→ Records shown
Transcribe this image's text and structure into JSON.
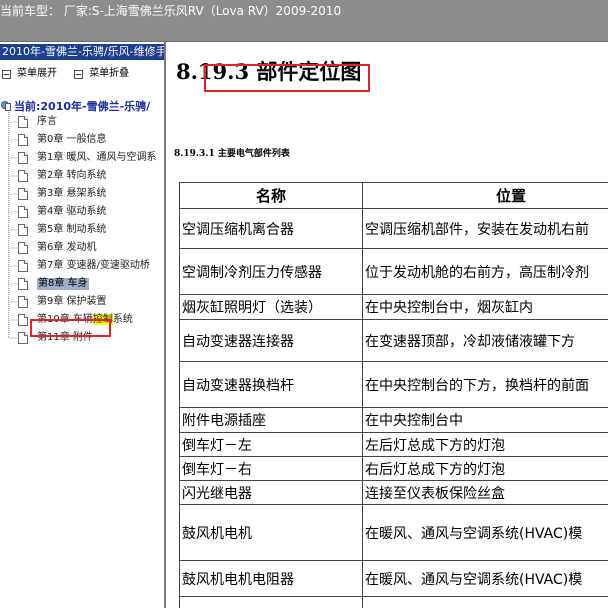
{
  "window": {
    "title": "当前车型：  厂家:S-上海雪佛兰乐风RV（Lova RV）2009-2010"
  },
  "sidebar": {
    "header": "2010年-雪佛兰-乐骋/乐风-维修手",
    "tools": {
      "expand": "菜单展开",
      "collapse": "菜单折叠"
    },
    "root_label": "当前:2010年-雪佛兰-乐骋/",
    "items": [
      {
        "label": "序言"
      },
      {
        "label": "第0章 一般信息"
      },
      {
        "label": "第1章 暖风、通风与空调系"
      },
      {
        "label": "第2章 转向系统"
      },
      {
        "label": "第3章 悬架系统"
      },
      {
        "label": "第4章 驱动系统"
      },
      {
        "label": "第5章 制动系统"
      },
      {
        "label": "第6章 发动机"
      },
      {
        "label": "第7章 变速器/变速驱动桥"
      },
      {
        "label": "第8章 车身",
        "selected": true
      },
      {
        "label": "第9章 保护装置"
      },
      {
        "label_pre": "第10章 车辆",
        "label_hl": "控制",
        "label_post": "系统"
      },
      {
        "label": "第11章 附件"
      }
    ]
  },
  "content": {
    "heading": "8.19.3 部件定位图",
    "subheading": "8.19.3.1 主要电气部件列表",
    "table": {
      "headers": [
        "名称",
        "位置"
      ],
      "rows": [
        [
          "空调压缩机离合器",
          "空调压缩机部件，安装在发动机右前"
        ],
        [
          "空调制冷剂压力传感器",
          "位于发动机舱的右前方，高压制冷剂"
        ],
        [
          "烟灰缸照明灯（选装）",
          "在中央控制台中，烟灰缸内"
        ],
        [
          "自动变速器连接器",
          "在变速器顶部，冷却液储液罐下方"
        ],
        [
          "自动变速器换档杆",
          "在中央控制台的下方，换档杆的前面"
        ],
        [
          "附件电源插座",
          "在中央控制台中"
        ],
        [
          "倒车灯－左",
          "左后灯总成下方的灯泡"
        ],
        [
          "倒车灯－右",
          "右后灯总成下方的灯泡"
        ],
        [
          "闪光继电器",
          "连接至仪表板保险丝盒"
        ],
        [
          "鼓风机电机",
          "在暖风、通风与空调系统(HVAC)模"
        ],
        [
          "鼓风机电机电阻器",
          "在暖风、通风与空调系统(HVAC)模"
        ],
        [
          "",
          ""
        ]
      ]
    }
  },
  "colors": {
    "titlebar": "#8d8d8d",
    "sidebar_header": "#1d3f8f",
    "annotation_red": "#e0242c",
    "selection": "#9db0c7",
    "highlight": "#ffff00"
  }
}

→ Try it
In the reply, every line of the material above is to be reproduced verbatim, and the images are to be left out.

→ Answer section
Transcribe this image's text and structure into JSON.
{
  "window": {
    "title": "当前车型：  厂家:S-上海雪佛兰乐风RV（Lova RV）2009-2010"
  },
  "sidebar": {
    "header": "2010年-雪佛兰-乐骋/乐风-维修手",
    "tools": {
      "expand": "菜单展开",
      "collapse": "菜单折叠"
    },
    "root_label": "当前:2010年-雪佛兰-乐骋/",
    "items": [
      {
        "label": "序言"
      },
      {
        "label": "第0章 一般信息"
      },
      {
        "label": "第1章 暖风、通风与空调系"
      },
      {
        "label": "第2章 转向系统"
      },
      {
        "label": "第3章 悬架系统"
      },
      {
        "label": "第4章 驱动系统"
      },
      {
        "label": "第5章 制动系统"
      },
      {
        "label": "第6章 发动机"
      },
      {
        "label": "第7章 变速器/变速驱动桥"
      },
      {
        "label": "第8章 车身",
        "selected": true
      },
      {
        "label": "第9章 保护装置"
      },
      {
        "label_pre": "第10章 车辆",
        "label_hl": "控制",
        "label_post": "系统"
      },
      {
        "label": "第11章 附件"
      }
    ]
  },
  "content": {
    "heading": "8.19.3 部件定位图",
    "subheading": "8.19.3.1 主要电气部件列表",
    "table": {
      "headers": [
        "名称",
        "位置"
      ],
      "rows": [
        [
          "空调压缩机离合器",
          "空调压缩机部件，安装在发动机右前"
        ],
        [
          "空调制冷剂压力传感器",
          "位于发动机舱的右前方，高压制冷剂"
        ],
        [
          "烟灰缸照明灯（选装）",
          "在中央控制台中，烟灰缸内"
        ],
        [
          "自动变速器连接器",
          "在变速器顶部，冷却液储液罐下方"
        ],
        [
          "自动变速器换档杆",
          "在中央控制台的下方，换档杆的前面"
        ],
        [
          "附件电源插座",
          "在中央控制台中"
        ],
        [
          "倒车灯－左",
          "左后灯总成下方的灯泡"
        ],
        [
          "倒车灯－右",
          "右后灯总成下方的灯泡"
        ],
        [
          "闪光继电器",
          "连接至仪表板保险丝盒"
        ],
        [
          "鼓风机电机",
          "在暖风、通风与空调系统(HVAC)模"
        ],
        [
          "鼓风机电机电阻器",
          "在暖风、通风与空调系统(HVAC)模"
        ],
        [
          "",
          ""
        ]
      ]
    }
  },
  "colors": {
    "titlebar": "#8d8d8d",
    "sidebar_header": "#1d3f8f",
    "annotation_red": "#e0242c",
    "selection": "#9db0c7",
    "highlight": "#ffff00"
  }
}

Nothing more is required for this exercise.